### Supplied information:
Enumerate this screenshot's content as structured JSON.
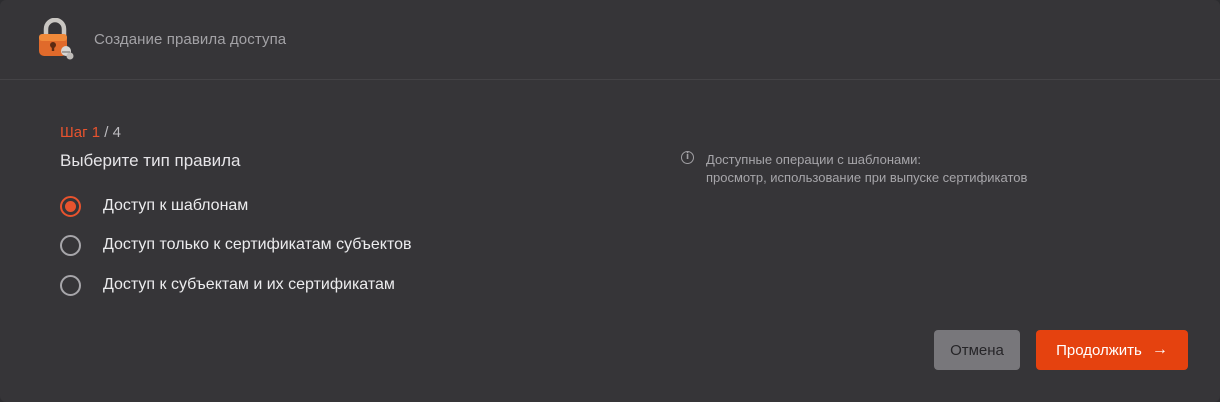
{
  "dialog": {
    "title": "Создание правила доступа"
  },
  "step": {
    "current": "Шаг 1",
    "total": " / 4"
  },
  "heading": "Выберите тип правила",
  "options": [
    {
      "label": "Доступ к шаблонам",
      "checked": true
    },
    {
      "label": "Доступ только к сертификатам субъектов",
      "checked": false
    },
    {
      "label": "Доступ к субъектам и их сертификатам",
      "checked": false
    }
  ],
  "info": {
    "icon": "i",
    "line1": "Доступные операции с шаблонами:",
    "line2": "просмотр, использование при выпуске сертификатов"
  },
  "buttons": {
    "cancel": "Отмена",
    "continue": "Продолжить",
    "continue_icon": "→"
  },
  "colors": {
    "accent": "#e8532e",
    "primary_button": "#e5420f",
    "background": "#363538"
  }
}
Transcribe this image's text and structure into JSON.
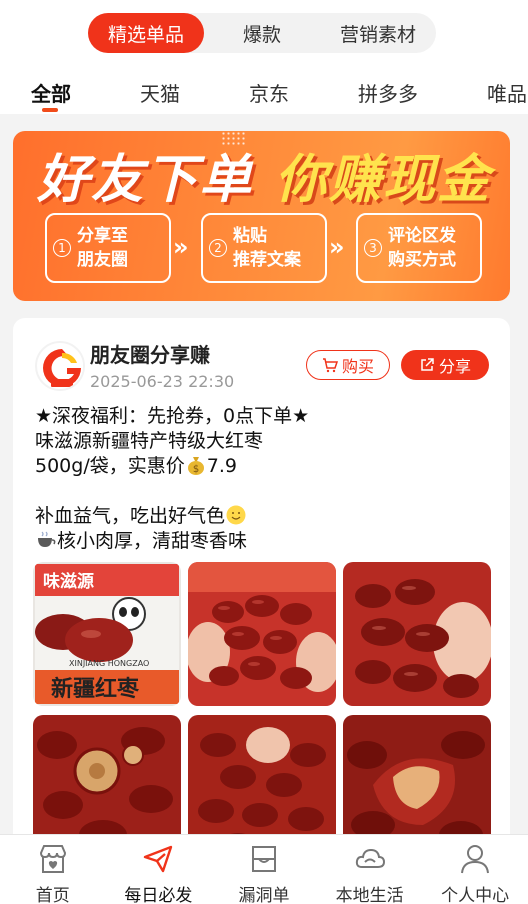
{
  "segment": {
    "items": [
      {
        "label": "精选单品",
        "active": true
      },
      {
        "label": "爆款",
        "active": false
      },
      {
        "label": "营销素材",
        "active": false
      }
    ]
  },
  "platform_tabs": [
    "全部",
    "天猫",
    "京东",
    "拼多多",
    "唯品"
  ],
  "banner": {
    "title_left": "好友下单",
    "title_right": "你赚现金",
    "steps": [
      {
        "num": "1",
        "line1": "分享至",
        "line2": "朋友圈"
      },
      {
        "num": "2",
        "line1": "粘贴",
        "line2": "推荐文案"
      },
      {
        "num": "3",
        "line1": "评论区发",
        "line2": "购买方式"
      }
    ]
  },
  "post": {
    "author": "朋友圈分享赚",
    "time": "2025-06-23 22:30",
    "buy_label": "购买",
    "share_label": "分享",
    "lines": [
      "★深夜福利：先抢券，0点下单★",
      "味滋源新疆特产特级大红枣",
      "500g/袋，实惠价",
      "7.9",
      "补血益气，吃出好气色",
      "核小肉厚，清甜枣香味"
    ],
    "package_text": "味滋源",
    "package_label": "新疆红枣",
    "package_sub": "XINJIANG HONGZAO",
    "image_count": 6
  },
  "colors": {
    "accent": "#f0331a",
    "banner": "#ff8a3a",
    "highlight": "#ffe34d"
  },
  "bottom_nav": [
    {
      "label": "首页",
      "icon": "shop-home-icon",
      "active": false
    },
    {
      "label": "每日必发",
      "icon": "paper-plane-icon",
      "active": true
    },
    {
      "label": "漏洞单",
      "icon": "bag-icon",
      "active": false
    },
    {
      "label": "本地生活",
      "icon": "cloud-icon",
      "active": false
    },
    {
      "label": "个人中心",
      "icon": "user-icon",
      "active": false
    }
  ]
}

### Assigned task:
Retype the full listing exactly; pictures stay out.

### Written answer:
Enumerate this screenshot's content as structured JSON.
{
  "dialog": {
    "title": "Создание правила доступа"
  },
  "step": {
    "current": "Шаг 1",
    "total": " / 4"
  },
  "heading": "Выберите тип правила",
  "options": [
    {
      "label": "Доступ к шаблонам",
      "checked": true
    },
    {
      "label": "Доступ только к сертификатам субъектов",
      "checked": false
    },
    {
      "label": "Доступ к субъектам и их сертификатам",
      "checked": false
    }
  ],
  "info": {
    "icon": "i",
    "line1": "Доступные операции с шаблонами:",
    "line2": "просмотр, использование при выпуске сертификатов"
  },
  "buttons": {
    "cancel": "Отмена",
    "continue": "Продолжить",
    "continue_icon": "→"
  },
  "colors": {
    "accent": "#e8532e",
    "primary_button": "#e5420f",
    "background": "#363538"
  }
}
Transcribe this image's text and structure into JSON.
{
  "segment": {
    "items": [
      {
        "label": "精选单品",
        "active": true
      },
      {
        "label": "爆款",
        "active": false
      },
      {
        "label": "营销素材",
        "active": false
      }
    ]
  },
  "platform_tabs": [
    "全部",
    "天猫",
    "京东",
    "拼多多",
    "唯品"
  ],
  "banner": {
    "title_left": "好友下单",
    "title_right": "你赚现金",
    "steps": [
      {
        "num": "1",
        "line1": "分享至",
        "line2": "朋友圈"
      },
      {
        "num": "2",
        "line1": "粘贴",
        "line2": "推荐文案"
      },
      {
        "num": "3",
        "line1": "评论区发",
        "line2": "购买方式"
      }
    ]
  },
  "post": {
    "author": "朋友圈分享赚",
    "time": "2025-06-23 22:30",
    "buy_label": "购买",
    "share_label": "分享",
    "lines": [
      "★深夜福利：先抢券，0点下单★",
      "味滋源新疆特产特级大红枣",
      "500g/袋，实惠价",
      "7.9",
      "补血益气，吃出好气色",
      "核小肉厚，清甜枣香味"
    ],
    "package_text": "味滋源",
    "package_label": "新疆红枣",
    "package_sub": "XINJIANG HONGZAO",
    "image_count": 6
  },
  "colors": {
    "accent": "#f0331a",
    "banner": "#ff8a3a",
    "highlight": "#ffe34d"
  },
  "bottom_nav": [
    {
      "label": "首页",
      "icon": "shop-home-icon",
      "active": false
    },
    {
      "label": "每日必发",
      "icon": "paper-plane-icon",
      "active": true
    },
    {
      "label": "漏洞单",
      "icon": "bag-icon",
      "active": false
    },
    {
      "label": "本地生活",
      "icon": "cloud-icon",
      "active": false
    },
    {
      "label": "个人中心",
      "icon": "user-icon",
      "active": false
    }
  ]
}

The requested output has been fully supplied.